## [THE DATA]
+===+
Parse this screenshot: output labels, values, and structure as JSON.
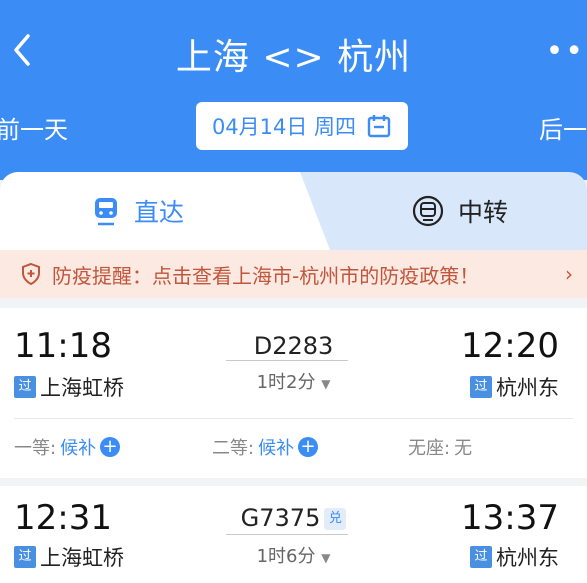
{
  "header": {
    "title": "上海 <> 杭州",
    "prev_day": "前一天",
    "next_day": "后一天",
    "date": "04月14日 周四"
  },
  "tabs": {
    "direct": "直达",
    "transfer": "中转"
  },
  "notice": {
    "text": "防疫提醒：点击查看上海市-杭州市的防疫政策！",
    "chevron": "›"
  },
  "trains": [
    {
      "depart_time": "11:18",
      "depart_station": "上海虹桥",
      "train_no": "D2283",
      "duration": "1时2分",
      "arrive_time": "12:20",
      "arrive_station": "杭州东",
      "pass_badge": "过",
      "seats": [
        {
          "label": "一等:",
          "status": "候补"
        },
        {
          "label": "二等:",
          "status": "候补"
        },
        {
          "label": "无座:",
          "status": "无"
        }
      ]
    },
    {
      "depart_time": "12:31",
      "depart_station": "上海虹桥",
      "train_no": "G7375",
      "dui": "兑",
      "duration": "1时6分",
      "arrive_time": "13:37",
      "arrive_station": "杭州东",
      "pass_badge": "过"
    }
  ],
  "colors": {
    "brand": "#3b8cf5",
    "notice_bg": "#fbe9e2",
    "notice_text": "#c2563b"
  }
}
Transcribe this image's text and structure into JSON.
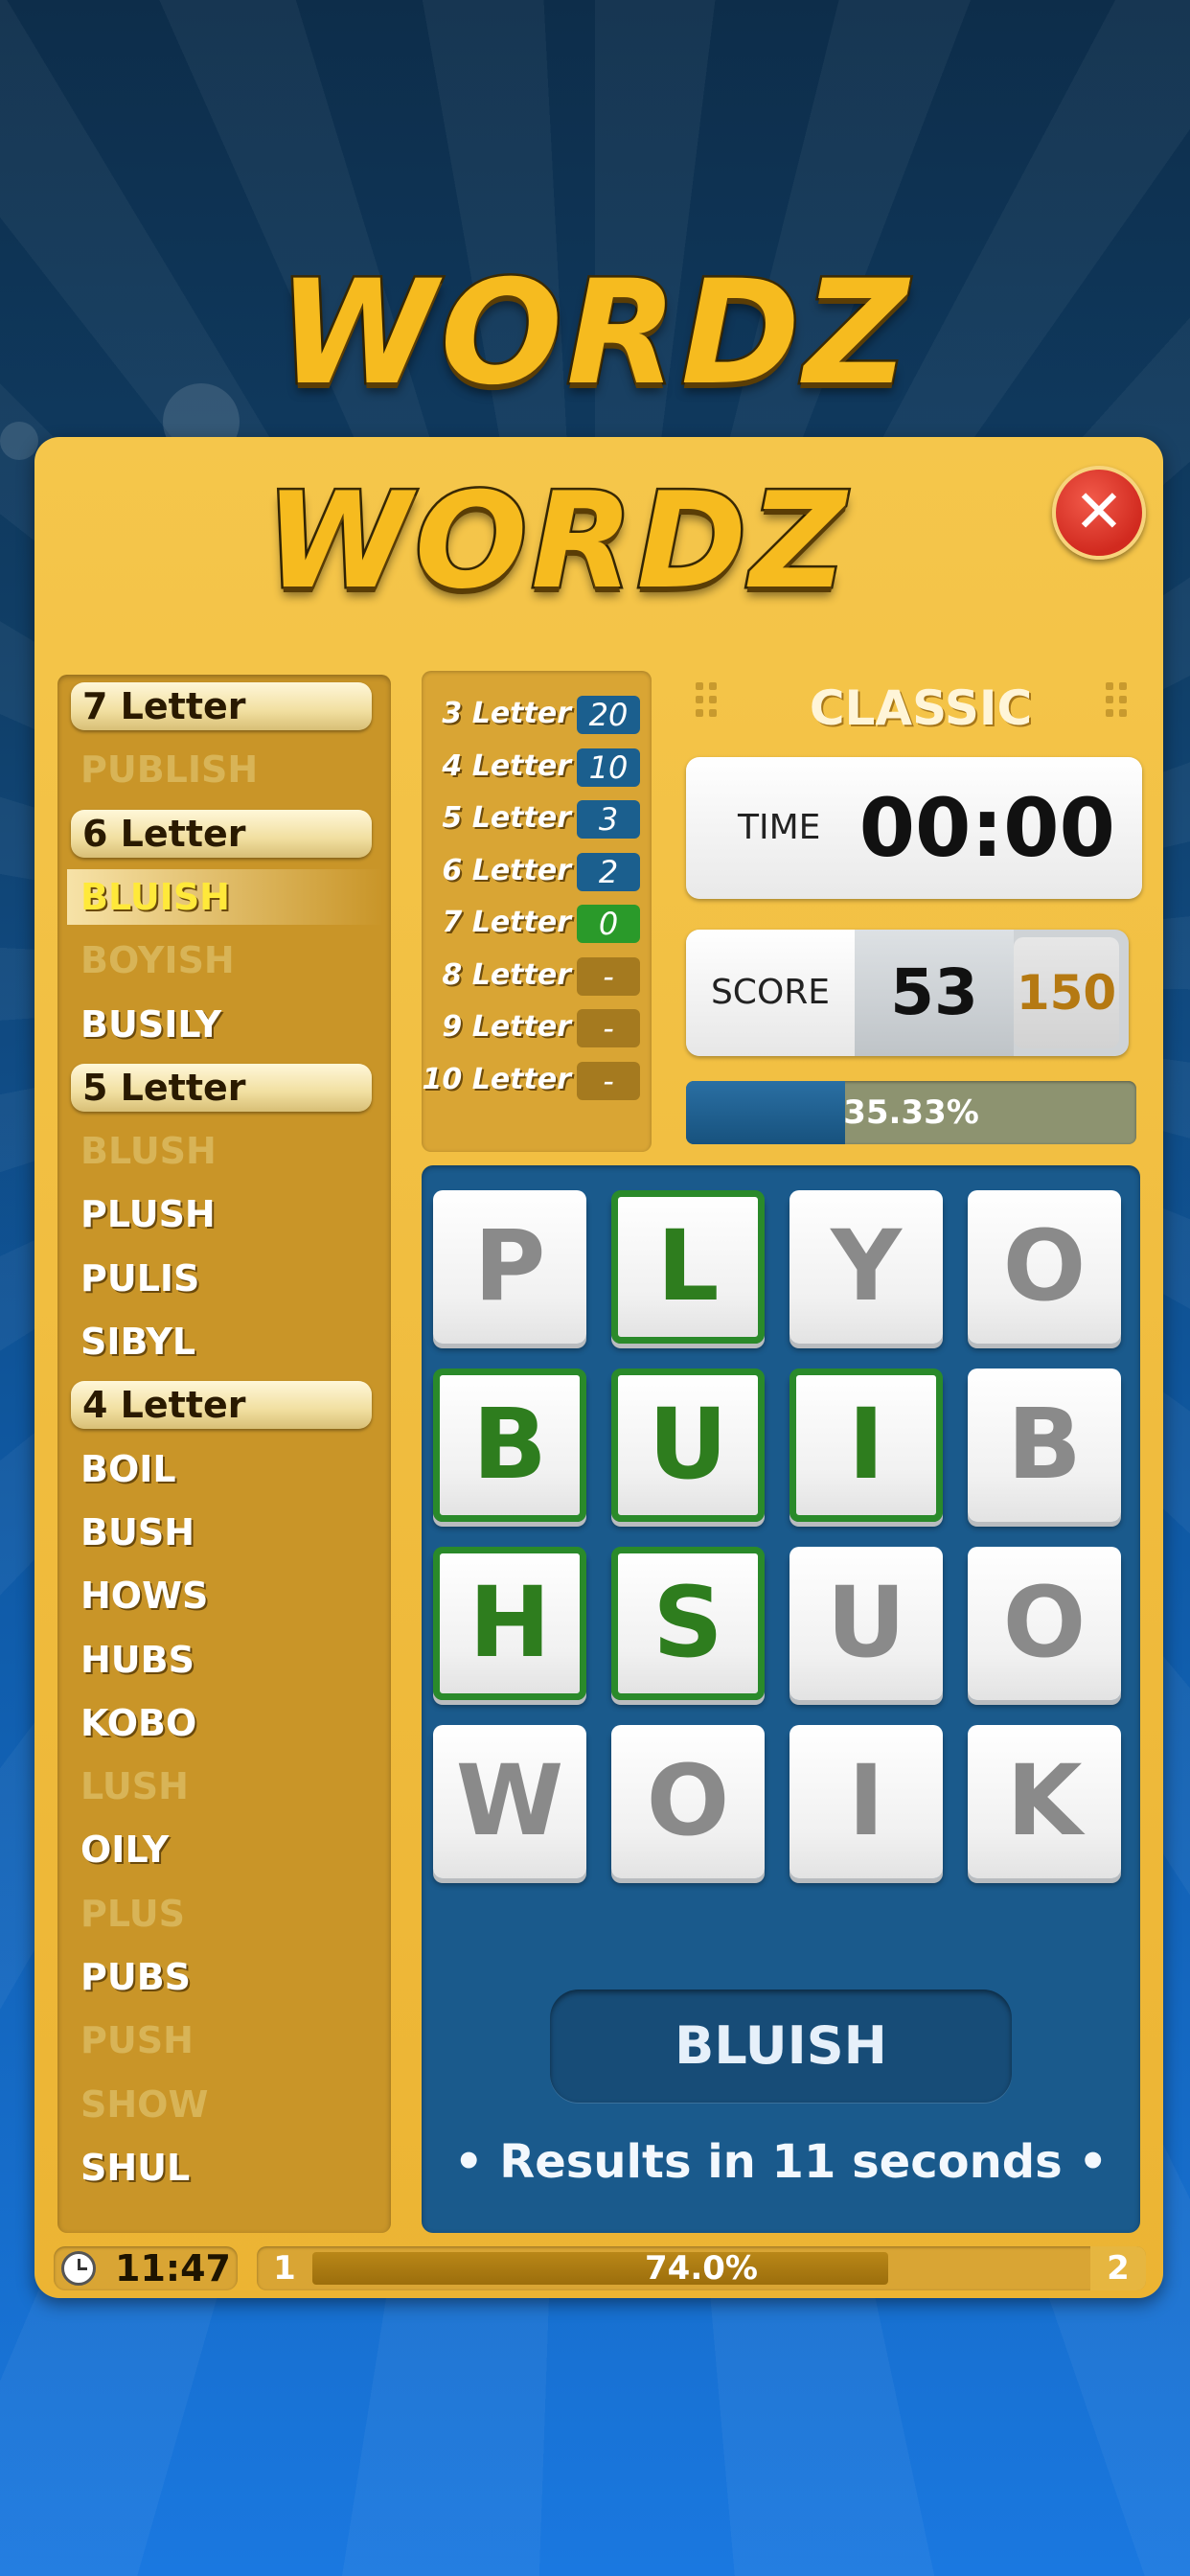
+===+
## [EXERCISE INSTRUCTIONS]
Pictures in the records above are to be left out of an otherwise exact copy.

## [ANSWER AREA]
Parse this screenshot: output labels, values, and structure as JSON.
{
  "header": {
    "title": "上海 <> 杭州",
    "prev_day": "前一天",
    "next_day": "后一天",
    "date": "04月14日 周四"
  },
  "tabs": {
    "direct": "直达",
    "transfer": "中转"
  },
  "notice": {
    "text": "防疫提醒：点击查看上海市-杭州市的防疫政策！",
    "chevron": "›"
  },
  "trains": [
    {
      "depart_time": "11:18",
      "depart_station": "上海虹桥",
      "train_no": "D2283",
      "duration": "1时2分",
      "arrive_time": "12:20",
      "arrive_station": "杭州东",
      "pass_badge": "过",
      "seats": [
        {
          "label": "一等:",
          "status": "候补"
        },
        {
          "label": "二等:",
          "status": "候补"
        },
        {
          "label": "无座:",
          "status": "无"
        }
      ]
    },
    {
      "depart_time": "12:31",
      "depart_station": "上海虹桥",
      "train_no": "G7375",
      "dui": "兑",
      "duration": "1时6分",
      "arrive_time": "13:37",
      "arrive_station": "杭州东",
      "pass_badge": "过"
    }
  ],
  "colors": {
    "brand": "#3b8cf5",
    "notice_bg": "#fbe9e2",
    "notice_text": "#c2563b"
  }
}
Transcribe this image's text and structure into JSON.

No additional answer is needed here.